New York employers should be aware of recent amendments to New York’s Labor Law that may require them to revise their employment policies and procedures.
New York employers should be aware of recent amendments to New York’s Labor Law that may require them to revise their employment policies and procedures. One significant amendment, which takes effect October 16, 2007, requires employers to put in writing the terms of employment for commissioned salespeople or risk an adverse presumption in any wage action brought against the employer. See Section 191 of the New York Labor Law. This change in the state labor law is part of an effort to address difficulties the New York Department of Labor has experienced in investigating wage payment claims for commissions in the absence of a written agreement detailing the terms of employment.
The amendment requires that both the employer and employee sign the terms of employment. If the employer subsequently fails to produce this writing to the Department of Labor when requested in a wage claim investigation, the terms alleged by the commissioned salesperson will be presumed to be the terms of employment.
Terms of employment include:
How wages, salary, commissions, draw against commissions, if any, and all other monies earned and payable will be calculated.
When a commission payment will be earned and when it will be payable.
How often a recoverable draw will be reconciled.
What will be payable to the commissioned salesperson in the event of a termination of the employment relationship, whether by the employer or the salesperson.
The employer must retain a copy of the written agreement for at least three years.
Increased Wage Requirement for Clerical and Other Workers

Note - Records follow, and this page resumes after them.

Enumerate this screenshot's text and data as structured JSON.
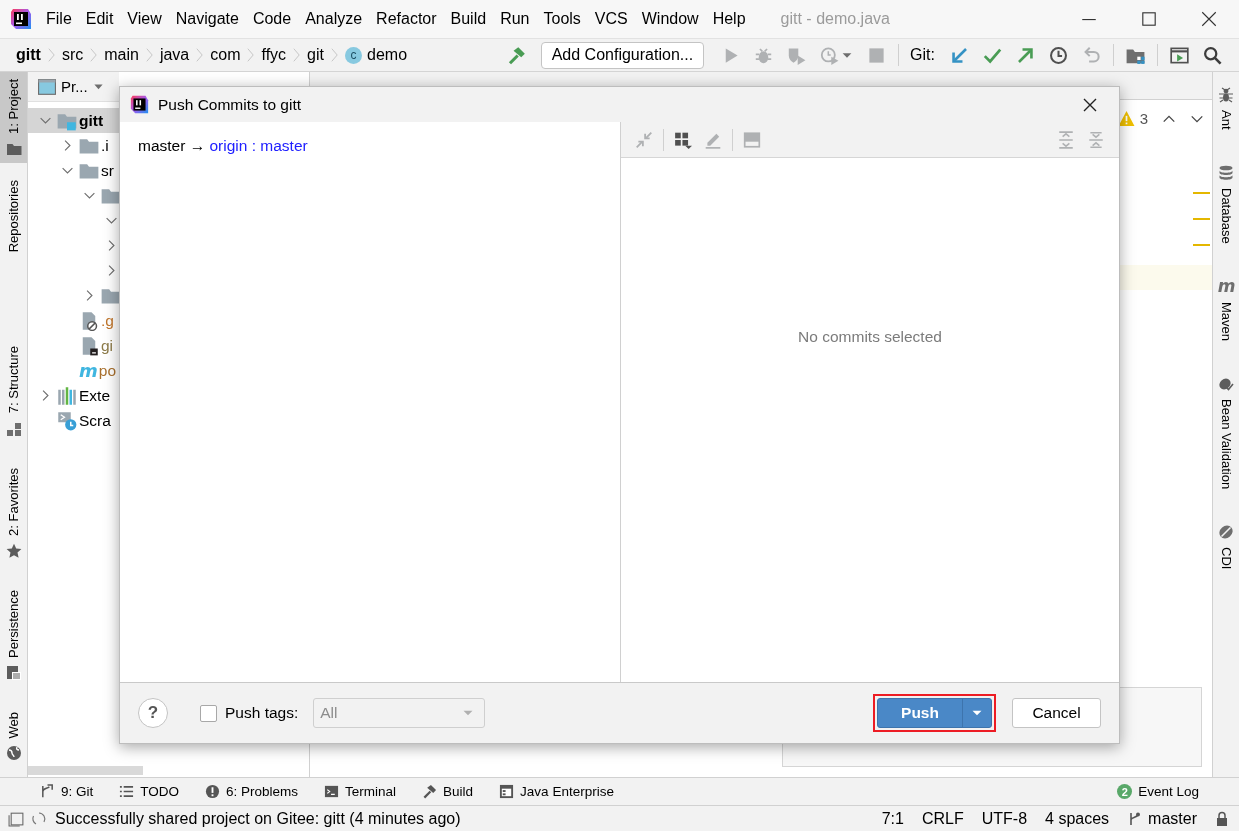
{
  "window": {
    "title": "gitt - demo.java"
  },
  "menu": [
    "File",
    "Edit",
    "View",
    "Navigate",
    "Code",
    "Analyze",
    "Refactor",
    "Build",
    "Run",
    "Tools",
    "VCS",
    "Window",
    "Help"
  ],
  "breadcrumbs": [
    {
      "label": "gitt",
      "kind": "project"
    },
    {
      "label": "src",
      "kind": "folder"
    },
    {
      "label": "main",
      "kind": "folder"
    },
    {
      "label": "java",
      "kind": "folder"
    },
    {
      "label": "com",
      "kind": "folder"
    },
    {
      "label": "ffyc",
      "kind": "folder"
    },
    {
      "label": "git",
      "kind": "folder"
    },
    {
      "label": "demo",
      "kind": "class",
      "icon_letter": "c"
    }
  ],
  "toolbar": {
    "before": [
      {
        "kind": "build",
        "disabled": false
      }
    ],
    "run_config": "Add Configuration...",
    "run": [
      {
        "kind": "run",
        "disabled": true
      },
      {
        "kind": "debug",
        "disabled": true
      },
      {
        "kind": "coverage",
        "disabled": true
      },
      {
        "kind": "profile",
        "disabled": true
      },
      {
        "kind": "stop",
        "disabled": true
      }
    ],
    "git_label": "Git:",
    "git": [
      {
        "kind": "update",
        "disabled": false
      },
      {
        "kind": "commit",
        "disabled": false
      },
      {
        "kind": "push",
        "disabled": false
      },
      {
        "kind": "history",
        "disabled": false
      },
      {
        "kind": "rollback",
        "disabled": true
      }
    ],
    "after": [
      {
        "kind": "project-structure",
        "disabled": false
      },
      {
        "kind": "run-anything",
        "disabled": false
      },
      {
        "kind": "search",
        "disabled": false
      }
    ]
  },
  "left_strip": {
    "top": [
      {
        "label": "1: Project",
        "kind": "project",
        "selected": true
      },
      {
        "label": "Repositories",
        "kind": "none",
        "selected": false
      }
    ],
    "bottom": [
      {
        "label": "7: Structure",
        "kind": "structure",
        "selected": false
      },
      {
        "label": "2: Favorites",
        "kind": "favorites",
        "selected": false
      },
      {
        "label": "Persistence",
        "kind": "persistence",
        "selected": false
      },
      {
        "label": "Web",
        "kind": "web",
        "selected": false
      }
    ]
  },
  "right_strip": [
    {
      "label": "Ant",
      "kind": "ant"
    },
    {
      "label": "Database",
      "kind": "database"
    },
    {
      "label": "Maven",
      "kind": "maven",
      "icon_letter": "m"
    },
    {
      "label": "Bean Validation",
      "kind": "bean"
    },
    {
      "label": "CDI",
      "kind": "cdi"
    }
  ],
  "project": {
    "view": "Pr...",
    "tree": [
      {
        "label": "gitt",
        "kind": "module",
        "expanded": true,
        "selected": true,
        "children": [
          {
            "label": ".i",
            "kind": "folder",
            "expanded": false,
            "selected": false
          },
          {
            "label": "sr",
            "kind": "folder",
            "expanded": true,
            "selected": false,
            "children": [
              {
                "kind": "folder",
                "expanded": true,
                "selected": false,
                "children": [
                  {
                    "expanded": true
                  },
                  {
                    "expanded": false
                  },
                  {
                    "expanded": false
                  }
                ]
              },
              {
                "kind": "folder",
                "expanded": false,
                "selected": false
              }
            ]
          },
          {
            "label": ".g",
            "kind": "ignored-file",
            "selected": false,
            "color": "#c0752a"
          },
          {
            "label": "gi",
            "kind": "file",
            "selected": false,
            "color": "#8c7a48"
          },
          {
            "label": "po",
            "kind": "maven",
            "icon_letter": "m",
            "selected": false,
            "color": "#a86f2c"
          }
        ]
      },
      {
        "label": "Exte",
        "kind": "libraries",
        "expanded": false,
        "selected": false
      },
      {
        "label": "Scra",
        "kind": "scratches",
        "selected": false
      }
    ]
  },
  "editor": {
    "warnings": "3"
  },
  "dialog": {
    "title": "Push Commits to gitt",
    "branch_mapping": {
      "local": "master",
      "arrow": "→",
      "remote": "origin",
      "separator": ":",
      "remote_branch": "master"
    },
    "details_toolbar": [
      {
        "kind": "merge",
        "disabled": true
      },
      {
        "kind": "group",
        "disabled": false
      },
      {
        "kind": "edit",
        "disabled": true
      },
      {
        "kind": "preview",
        "disabled": true
      },
      {
        "kind": "expand-all",
        "disabled": true
      },
      {
        "kind": "collapse-all",
        "disabled": true
      }
    ],
    "empty_text": "No commits selected",
    "help": "?",
    "push_tags": {
      "label": "Push tags:",
      "checked": false,
      "option": "All",
      "disabled": true
    },
    "buttons": [
      {
        "label": "Push",
        "kind": "primary",
        "highlighted": true
      },
      {
        "label": "Cancel",
        "kind": "secondary",
        "highlighted": false
      }
    ]
  },
  "tool_windows": [
    {
      "label": "9: Git",
      "kind": "git"
    },
    {
      "label": "TODO",
      "kind": "todo"
    },
    {
      "label": "6: Problems",
      "kind": "problems"
    },
    {
      "label": "Terminal",
      "kind": "terminal"
    },
    {
      "label": "Build",
      "kind": "build"
    },
    {
      "label": "Java Enterprise",
      "kind": "javaee"
    }
  ],
  "event_log": {
    "label": "Event Log",
    "badge": "2"
  },
  "status_bar": {
    "message": "Successfully shared project on Gitee: gitt (4 minutes ago)",
    "items": [
      "7:1",
      "CRLF",
      "UTF-8",
      "4 spaces"
    ],
    "branch": "master"
  }
}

The amendment also increases the salary threshold for employees classified as “clerical and other workers” under Section 190(7) of the New York Labor Law. Under the current version of this provision, executive, administrative and professional employees who earn more than $600 per week fall outside the definition of “clerical and other worker,” and thus are not entitled to benefit and wage supplement payments as set forth in Article 6 of the New York Labor Law. However, effective January 14, 2008, employers will be required to pay such employees at least $900 per week to be exempt from the benefit and wage supplement requirements in Article 6. This amendment does not affect the requirement that executive, administrative and professional employees be paid at least $536.10 per week to be exempt from New York’s overtime requirements.
The new law also requires that, effective January 14, 2008, employers must obtain the consent of executive, administrative and professional employees who earn less than $900 per week before subjecting these employees to a direct deposit requirement. Currently, the law requires the consent of such employees who earn less than $600 per week before requiring direct deposit.
The recent amendments also add the potential of civil monetary penalties to the existing criminal penalties for violations of the state’s rest and meal break requirements, as set forth in Sections 161 and 162 of the New York Labor Law. This amendment is effective immediately and means that employers may be subject to civil fines of up to $1,000 for the first violation, $2,000 for the second violation and $3,000 for third and subsequent violations.
Other Changes that May Impact New York Employers
Other changes that may impact New York employers include an expansion of the prohibition on inquiries into an applicant’s criminal background. Effective November 1, 2007, employers are prohibited from inquiring into or making an adverse employment decision based on an applicant’s or employee’s criminal conviction, when the conviction record has been sealed or when the conviction is classified as a youthful offender adjudication. Certain exceptions apply to this law.
Additionally, New York recently enacted laws that require employers to provide a place for nursing mothers to express breast milk while at work and require certain employers to provide employees with a three-hour leave of absence to donate blood. (For more information on these laws, please see our September 18, 2007 Legal Alert, available at http://www.fordharrison.com.)
If you have any questions regarding these laws or other New York labor or employment related issues, please contact the Ford & Harrison attorney with whom you usually work or any attorney in Ford & Harrison’s New York office, 212-453-5900.